The draft DSB decision was a joint effort to respond to those circumstances by providing transparency to all DSB Members and have Members act to affirm their respect for the rule. That is, the draft DSB decision recognized the existence of the rule while providing a degree of flexibility by acting to deem the rule to be satisfied in the exceptional circumstances of this dispute. The draft DSB decision would therefore in our view strengthen our rules-based trading system.
As also noted in our discussions with delegates, the draft DSB decision would also confirm the view expressed by the Appellate Body itself.
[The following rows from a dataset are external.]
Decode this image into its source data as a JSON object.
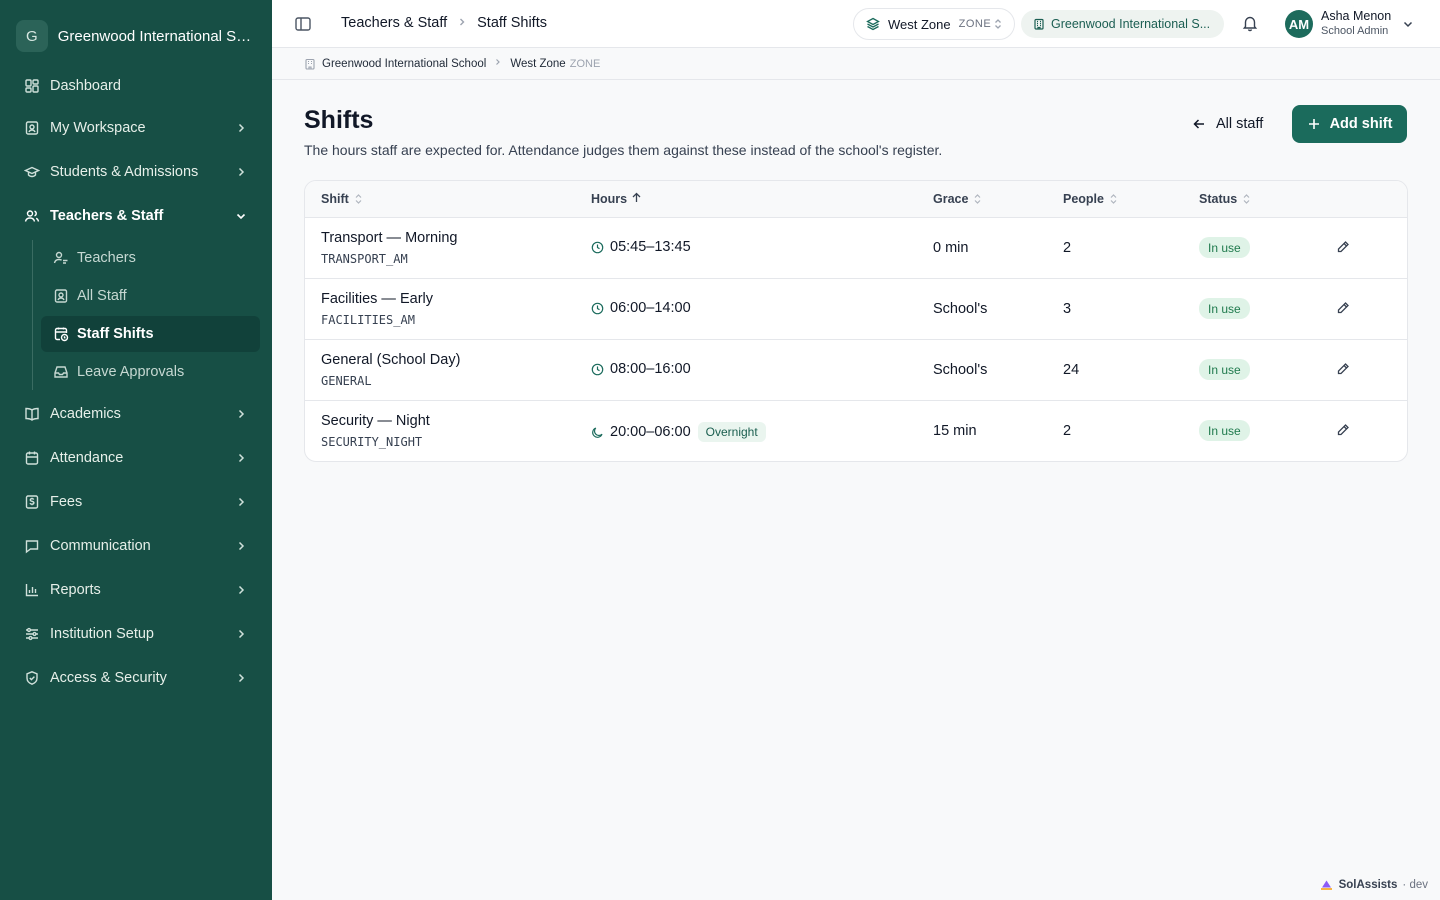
{
  "sidebar": {
    "org_initial": "G",
    "org_name": "Greenwood International Sc...",
    "items": [
      {
        "label": "Dashboard",
        "icon": "dashboard-icon"
      },
      {
        "label": "My Workspace",
        "icon": "workspace-icon"
      },
      {
        "label": "Students & Admissions",
        "icon": "graduation-cap-icon"
      },
      {
        "label": "Teachers & Staff",
        "icon": "users-icon"
      },
      {
        "label": "Academics",
        "icon": "book-icon"
      },
      {
        "label": "Attendance",
        "icon": "calendar-icon"
      },
      {
        "label": "Fees",
        "icon": "receipt-icon"
      },
      {
        "label": "Communication",
        "icon": "message-icon"
      },
      {
        "label": "Reports",
        "icon": "bar-chart-icon"
      },
      {
        "label": "Institution Setup",
        "icon": "sliders-icon"
      },
      {
        "label": "Access & Security",
        "icon": "shield-icon"
      }
    ],
    "sub_items": [
      {
        "label": "Teachers",
        "icon": "teacher-icon"
      },
      {
        "label": "All Staff",
        "icon": "badge-icon"
      },
      {
        "label": "Staff Shifts",
        "icon": "calendar-clock-icon"
      },
      {
        "label": "Leave Approvals",
        "icon": "inbox-icon"
      }
    ]
  },
  "topbar": {
    "crumb_parent": "Teachers & Staff",
    "crumb_current": "Staff Shifts",
    "zone_name": "West Zone",
    "zone_tag": "ZONE",
    "school_name": "Greenwood International S...",
    "user_initials": "AM",
    "user_name": "Asha Menon",
    "user_role": "School Admin"
  },
  "subbar": {
    "school": "Greenwood International School",
    "zone": "West Zone",
    "zone_tag": "ZONE"
  },
  "page": {
    "title": "Shifts",
    "description": "The hours staff are expected for. Attendance judges them against these instead of the school's register.",
    "back_label": "All staff",
    "add_label": "Add shift"
  },
  "table": {
    "headers": {
      "shift": "Shift",
      "hours": "Hours",
      "grace": "Grace",
      "people": "People",
      "status": "Status"
    },
    "rows": [
      {
        "name": "Transport — Morning",
        "code": "TRANSPORT_AM",
        "hours": "05:45–13:45",
        "hours_icon": "clock-icon",
        "overnight": "",
        "grace": "0 min",
        "people": "2",
        "status": "In use"
      },
      {
        "name": "Facilities — Early",
        "code": "FACILITIES_AM",
        "hours": "06:00–14:00",
        "hours_icon": "clock-icon",
        "overnight": "",
        "grace": "School's",
        "people": "3",
        "status": "In use"
      },
      {
        "name": "General (School Day)",
        "code": "GENERAL",
        "hours": "08:00–16:00",
        "hours_icon": "clock-icon",
        "overnight": "",
        "grace": "School's",
        "people": "24",
        "status": "In use"
      },
      {
        "name": "Security — Night",
        "code": "SECURITY_NIGHT",
        "hours": "20:00–06:00",
        "hours_icon": "moon-icon",
        "overnight": "Overnight",
        "grace": "15 min",
        "people": "2",
        "status": "In use"
      }
    ]
  },
  "footer": {
    "brand": "SolAssists",
    "env": "· dev"
  },
  "colors": {
    "sidebar": "#174f45",
    "accent": "#1b6b5c",
    "status_bg": "#dff3e7",
    "status_text": "#1f7a4d"
  }
}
In its communication to the DSB Chair transmitting the reports for circulation, the Appellate Body stated: “The[ reports] will be circulated to Members of the World Trade Organization at 5.00 p.m. today, in accordance with paragraph 5 of Article 17 of the [DSU].” Now, this statement is not technically accurate but demonstrates that the Appellate Body deems the report to be in conformity with the requirements of Article 17.5. Through the draft DSB decision, the DSB would support the Appellate Body by similarly deeming the rule to have been met.
Nonetheless, our discussions over the past week revealed that additional discussions with Members would be helpful to explore the best approach for responding to the issues presented, and we are willing to accommodate the desire for further discussions in order to deepen our mutual understanding of these issues with a view to finding shared approaches.
A number of delegations also noted that the draft DSB decision deals with one issue – what to do when a report is circulated outside the 90-day time limit – but does not address the underlying issue: why are reports circulated outside that time limit and what could be done to assist in meeting that time limit? We agree that this is an important issue for Members to discuss. Finding potential solutions to this problem will require a better understanding of the facts and circumstances leading to delays.
There are clearly a number of issues that would require further investigation. Some issues may be more practical or procedural – the Chairperson of the Appellate Body has raised some ideas in her talk at the recent event to welcome a new Appellate Body member. Some issues may be legal in nature. For example, in a talk at the Graduate Institute (HEI), the Chairperson of the Appellate Body noted the proliferation of claims under Article 11 of the DSU and the time and resources needed to deal with those claims. We could consider the impact of these sorts of claims on the overall timeframe for appeals. And some issues may be more structural. For example, in relation to ideas to make Appellate Body members full‑time, it could be useful to consider what impact outside activities may have on the Appellate Body’s work. There are many more issues Members could explore and discuss.
Therefore, as suggested by a number of delegations in our conversations, it would be useful to discuss this underlying issue as well. Delegations may wish to start informally and then could consult with the DSB Chair to devise an appropriate process in search of information and potential solutions.
We believe that all Members share a strong interest in reinforcing and strengthening our rules-based multilateral trading system. Addressing these issues would contribute importantly to this end.
China – Measures Related to the Exportation of Various Raw Materials (WT/DS394; WT/DS395; WT/DS398).
WT/DS384/16; WT/DS386/15 (3 July 2012).